On Thursday, she had called for wider international sanctions on Syria in an interview with CBS News,.
When asked why Washington had not called yet outright for Mr Assad to stand down, Mrs Clinton said the US was focusing on "building the chorus of international condemnation".
Earlier this week, Syria allowed international media to film the army withdrawing from the severely attacked city of Hama, a move correspondents said was clearly been aimed at appeasing Damascus's neighbour, Turkey, and other outside powers.
Syria's recent large-scale military operations have drawn international condemnation, with Saudi Arabia, Bahrain and Kuwait recalling their ambassadors from Damascus.
Mr Assad has reiterated promises of political reform, while remaining adamant his government would continue to pursue the "terrorist groups" he has blamed for the unrest.
His opponents say the regime's failure to propose any serious reforms has merely entrenched the feeling of protesters.
Sheikh Muhammad al-Yakoubi - a Syrian Sunni cleric who fled Damascus when he was removed from his position at the al-Hassan mosque for criticising the ruling regime - said the majority of Syrians now wanted Mr Assad to step down.
"The only solution now is a change of regime through a peaceful transition of power to a new democratic Syria," he told BBC World TV from Birmingham.
"We are looking for the international community to exert some kind of pressure on the regime to let people demonstrate."
- Syria's anti-government protests, inspired by events in Tunisia and Egypt, first erupted in mid-March after the arrest of a group of teenagers who spray-painted a revolutionary slogan on a wall. The protests soon spread, and the UN says 3,500 people have died in the turmoil - mainly protestors but also members of Syria's security forces - while thousands more have been injured.
- Although the arrest of the teenagers in the southern city of Deraa first prompted people to take to the streets, unrest has since spread to other areas, including Hama, Homs, Latakia, Jisr al-Shughour and Baniyas. Demonstrators are demanding greater freedom, an end to corruption, and, increasingly, the ousting of President Bashar al-Assad.
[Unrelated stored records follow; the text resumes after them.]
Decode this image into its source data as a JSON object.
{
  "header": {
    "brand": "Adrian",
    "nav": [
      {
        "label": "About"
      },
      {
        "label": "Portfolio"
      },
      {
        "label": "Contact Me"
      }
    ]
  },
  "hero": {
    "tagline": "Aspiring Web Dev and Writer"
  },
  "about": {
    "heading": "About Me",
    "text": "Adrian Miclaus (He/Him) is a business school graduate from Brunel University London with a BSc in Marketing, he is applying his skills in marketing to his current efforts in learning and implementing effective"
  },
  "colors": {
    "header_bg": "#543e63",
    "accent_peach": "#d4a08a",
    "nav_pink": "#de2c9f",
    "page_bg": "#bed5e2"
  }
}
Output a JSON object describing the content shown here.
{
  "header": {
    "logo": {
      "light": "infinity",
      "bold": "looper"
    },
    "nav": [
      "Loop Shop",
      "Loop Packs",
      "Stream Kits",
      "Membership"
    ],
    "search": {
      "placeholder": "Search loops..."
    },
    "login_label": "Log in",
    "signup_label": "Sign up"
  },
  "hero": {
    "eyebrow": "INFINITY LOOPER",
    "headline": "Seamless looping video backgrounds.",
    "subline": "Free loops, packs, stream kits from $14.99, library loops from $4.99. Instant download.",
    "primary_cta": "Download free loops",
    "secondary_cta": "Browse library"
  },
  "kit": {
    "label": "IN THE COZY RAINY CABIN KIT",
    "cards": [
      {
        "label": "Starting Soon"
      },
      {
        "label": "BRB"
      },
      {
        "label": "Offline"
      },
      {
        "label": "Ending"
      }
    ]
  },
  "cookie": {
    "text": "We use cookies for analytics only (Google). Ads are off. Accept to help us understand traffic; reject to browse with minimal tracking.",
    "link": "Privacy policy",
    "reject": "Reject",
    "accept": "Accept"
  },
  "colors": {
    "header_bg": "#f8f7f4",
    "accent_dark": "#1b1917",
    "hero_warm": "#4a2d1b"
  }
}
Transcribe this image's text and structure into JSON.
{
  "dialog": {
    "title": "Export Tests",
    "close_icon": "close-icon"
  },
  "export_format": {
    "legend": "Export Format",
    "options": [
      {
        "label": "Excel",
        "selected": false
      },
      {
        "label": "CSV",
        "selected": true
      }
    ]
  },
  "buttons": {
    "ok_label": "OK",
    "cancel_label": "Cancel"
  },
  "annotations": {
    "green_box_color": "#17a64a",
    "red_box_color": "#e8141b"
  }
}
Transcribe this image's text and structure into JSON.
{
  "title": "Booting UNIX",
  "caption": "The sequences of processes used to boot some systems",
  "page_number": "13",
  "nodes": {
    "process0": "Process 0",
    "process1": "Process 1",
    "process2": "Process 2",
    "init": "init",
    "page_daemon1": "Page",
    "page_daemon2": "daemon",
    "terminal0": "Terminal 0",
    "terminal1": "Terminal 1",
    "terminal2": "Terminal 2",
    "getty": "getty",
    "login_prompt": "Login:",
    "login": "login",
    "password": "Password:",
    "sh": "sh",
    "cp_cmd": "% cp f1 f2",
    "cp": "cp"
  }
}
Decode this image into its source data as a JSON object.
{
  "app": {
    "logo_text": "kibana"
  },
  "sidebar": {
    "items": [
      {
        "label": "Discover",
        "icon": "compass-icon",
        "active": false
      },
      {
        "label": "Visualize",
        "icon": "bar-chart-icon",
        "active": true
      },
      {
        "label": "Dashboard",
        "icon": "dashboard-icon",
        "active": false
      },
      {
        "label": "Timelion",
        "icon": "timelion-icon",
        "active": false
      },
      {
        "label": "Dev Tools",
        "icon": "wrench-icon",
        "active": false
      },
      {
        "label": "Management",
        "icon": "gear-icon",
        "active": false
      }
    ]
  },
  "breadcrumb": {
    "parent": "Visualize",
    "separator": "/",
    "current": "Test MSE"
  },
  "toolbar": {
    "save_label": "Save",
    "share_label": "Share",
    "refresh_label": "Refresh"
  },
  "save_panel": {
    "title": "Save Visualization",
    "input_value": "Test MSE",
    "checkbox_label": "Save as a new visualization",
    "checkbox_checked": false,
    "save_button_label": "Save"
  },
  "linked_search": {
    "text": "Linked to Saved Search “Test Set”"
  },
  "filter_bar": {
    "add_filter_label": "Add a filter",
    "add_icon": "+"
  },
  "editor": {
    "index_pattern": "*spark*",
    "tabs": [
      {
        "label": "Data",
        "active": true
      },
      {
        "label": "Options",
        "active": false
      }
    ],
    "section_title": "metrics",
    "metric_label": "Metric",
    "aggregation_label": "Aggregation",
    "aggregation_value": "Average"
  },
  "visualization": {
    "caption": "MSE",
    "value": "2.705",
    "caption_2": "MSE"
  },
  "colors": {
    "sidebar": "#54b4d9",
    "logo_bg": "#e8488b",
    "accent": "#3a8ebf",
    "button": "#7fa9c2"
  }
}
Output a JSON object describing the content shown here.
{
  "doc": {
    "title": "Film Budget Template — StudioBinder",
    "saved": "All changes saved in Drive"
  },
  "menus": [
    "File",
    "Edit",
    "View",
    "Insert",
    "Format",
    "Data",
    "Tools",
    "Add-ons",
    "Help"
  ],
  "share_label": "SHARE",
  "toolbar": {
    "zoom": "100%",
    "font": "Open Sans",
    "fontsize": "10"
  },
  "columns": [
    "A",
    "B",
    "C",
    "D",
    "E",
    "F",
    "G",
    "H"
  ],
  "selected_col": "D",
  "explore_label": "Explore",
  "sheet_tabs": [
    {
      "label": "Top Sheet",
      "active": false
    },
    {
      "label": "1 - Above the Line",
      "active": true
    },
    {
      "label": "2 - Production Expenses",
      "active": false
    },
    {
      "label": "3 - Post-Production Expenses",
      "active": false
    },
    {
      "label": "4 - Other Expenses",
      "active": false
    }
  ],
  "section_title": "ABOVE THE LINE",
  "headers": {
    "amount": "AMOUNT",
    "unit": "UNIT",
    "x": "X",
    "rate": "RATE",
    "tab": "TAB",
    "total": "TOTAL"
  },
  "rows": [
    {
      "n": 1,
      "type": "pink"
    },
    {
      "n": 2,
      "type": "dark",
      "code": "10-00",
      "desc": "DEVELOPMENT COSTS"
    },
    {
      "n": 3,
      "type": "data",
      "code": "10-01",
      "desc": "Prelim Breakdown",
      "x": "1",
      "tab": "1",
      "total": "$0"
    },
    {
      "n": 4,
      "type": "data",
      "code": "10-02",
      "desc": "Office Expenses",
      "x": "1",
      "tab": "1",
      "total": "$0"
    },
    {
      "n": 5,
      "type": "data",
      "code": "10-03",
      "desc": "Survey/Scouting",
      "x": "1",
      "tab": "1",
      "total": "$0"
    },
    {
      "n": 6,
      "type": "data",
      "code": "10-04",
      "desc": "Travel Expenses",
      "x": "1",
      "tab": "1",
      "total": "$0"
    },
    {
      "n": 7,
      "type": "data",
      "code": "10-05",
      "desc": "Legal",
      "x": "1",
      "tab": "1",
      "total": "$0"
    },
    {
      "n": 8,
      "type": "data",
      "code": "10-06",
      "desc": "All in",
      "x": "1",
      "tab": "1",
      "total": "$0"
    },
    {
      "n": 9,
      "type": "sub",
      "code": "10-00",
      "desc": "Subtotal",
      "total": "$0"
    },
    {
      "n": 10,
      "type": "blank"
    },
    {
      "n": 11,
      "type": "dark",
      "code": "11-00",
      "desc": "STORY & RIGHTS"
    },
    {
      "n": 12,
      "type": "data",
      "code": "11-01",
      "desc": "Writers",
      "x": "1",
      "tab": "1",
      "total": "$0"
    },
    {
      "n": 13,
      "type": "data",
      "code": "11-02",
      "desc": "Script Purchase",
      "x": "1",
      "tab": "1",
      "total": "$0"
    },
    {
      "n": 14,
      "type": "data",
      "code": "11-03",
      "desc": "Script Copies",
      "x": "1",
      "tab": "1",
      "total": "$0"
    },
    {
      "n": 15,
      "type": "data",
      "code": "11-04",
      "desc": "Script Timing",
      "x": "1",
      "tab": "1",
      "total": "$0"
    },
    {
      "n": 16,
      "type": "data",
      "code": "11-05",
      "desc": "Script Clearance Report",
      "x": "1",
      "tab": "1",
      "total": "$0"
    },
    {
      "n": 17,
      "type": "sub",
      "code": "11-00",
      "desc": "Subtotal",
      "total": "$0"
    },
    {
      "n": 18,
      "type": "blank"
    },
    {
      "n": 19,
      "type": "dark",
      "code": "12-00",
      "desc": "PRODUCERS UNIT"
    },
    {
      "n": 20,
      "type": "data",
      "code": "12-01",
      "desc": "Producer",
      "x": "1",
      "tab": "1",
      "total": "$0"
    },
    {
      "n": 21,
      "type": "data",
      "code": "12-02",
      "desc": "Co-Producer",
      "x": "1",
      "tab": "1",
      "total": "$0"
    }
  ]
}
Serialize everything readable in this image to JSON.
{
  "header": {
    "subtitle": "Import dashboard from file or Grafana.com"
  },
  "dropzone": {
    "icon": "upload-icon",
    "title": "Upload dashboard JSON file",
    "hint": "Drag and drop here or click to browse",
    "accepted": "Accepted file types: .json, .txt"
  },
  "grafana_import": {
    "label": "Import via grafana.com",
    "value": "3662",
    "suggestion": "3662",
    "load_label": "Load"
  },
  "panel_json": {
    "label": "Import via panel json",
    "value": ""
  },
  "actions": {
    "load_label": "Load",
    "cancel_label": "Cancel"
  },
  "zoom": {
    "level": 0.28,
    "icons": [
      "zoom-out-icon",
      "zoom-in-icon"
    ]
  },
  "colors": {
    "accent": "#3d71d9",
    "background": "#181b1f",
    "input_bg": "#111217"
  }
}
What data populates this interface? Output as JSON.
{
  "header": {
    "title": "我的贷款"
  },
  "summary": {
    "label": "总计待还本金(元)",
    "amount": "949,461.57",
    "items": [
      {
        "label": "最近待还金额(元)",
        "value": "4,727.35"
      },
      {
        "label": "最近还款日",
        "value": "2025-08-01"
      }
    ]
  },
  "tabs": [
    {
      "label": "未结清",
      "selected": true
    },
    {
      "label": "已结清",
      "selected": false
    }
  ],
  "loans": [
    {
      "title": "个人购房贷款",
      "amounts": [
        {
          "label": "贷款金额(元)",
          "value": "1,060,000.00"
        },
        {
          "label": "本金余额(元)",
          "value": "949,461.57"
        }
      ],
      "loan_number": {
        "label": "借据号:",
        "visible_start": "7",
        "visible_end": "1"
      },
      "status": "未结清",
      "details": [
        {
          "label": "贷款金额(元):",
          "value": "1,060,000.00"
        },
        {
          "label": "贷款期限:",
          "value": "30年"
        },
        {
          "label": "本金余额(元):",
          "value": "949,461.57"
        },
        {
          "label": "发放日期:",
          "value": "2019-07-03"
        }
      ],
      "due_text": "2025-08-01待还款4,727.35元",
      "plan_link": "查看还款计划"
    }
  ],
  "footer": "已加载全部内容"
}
- The government has responded to the protests with overwhelming military force, sending tanks and troops into towns and cities. Amateur video footage shows tanks and snipers firing on unarmed protesters. There may have been an armed element to the uprising from its early days and army deserters have formed the Free Syrian Army.
- Some of the bloodiest events have taken place in the northern town of Jisr al-Shughour. In early June, officials claimed 120 security personnel were killed by armed gangs, however protesters said the dead were shot by troops for refusing to kill demonstrators. As the military moved to take control of the town, thousands fled to neighbouring Turkey, taking refuge in camps.
- Although the major cities of Damascus and Aleppo have seen pockets of unrest and some protests, it has not been widespread - due partly to a heavy security presence. There have been rallies in the capital - one with an enormous Syrian flag - in support of President Assad, who still receives the backing of many in Syria's middle class, business elite and minority groups.
- The Assad family has been in power for 40 years, with Bashar al-Assad inheriting office in 2000. The president has opened up the economy, but has continued to jail critics and control the media. He is from the minority Alawite sect - an offshoot of Shia Islam - but the country's 20 million people are mainly Sunni. The biggest protests have been in Sunni-majority areas.
- The uprising has cost 3,500 lives, according to the UN and Jordan's King Abdullah says that President Assad should now step down. The Arab League has suspended Syria's membership and voted for sanctions. The EU has frozen the assets of Syrian officials, placed an arms embargo on Syria and banned imports of its oil. But fears remain of Syria collapsing into civil war.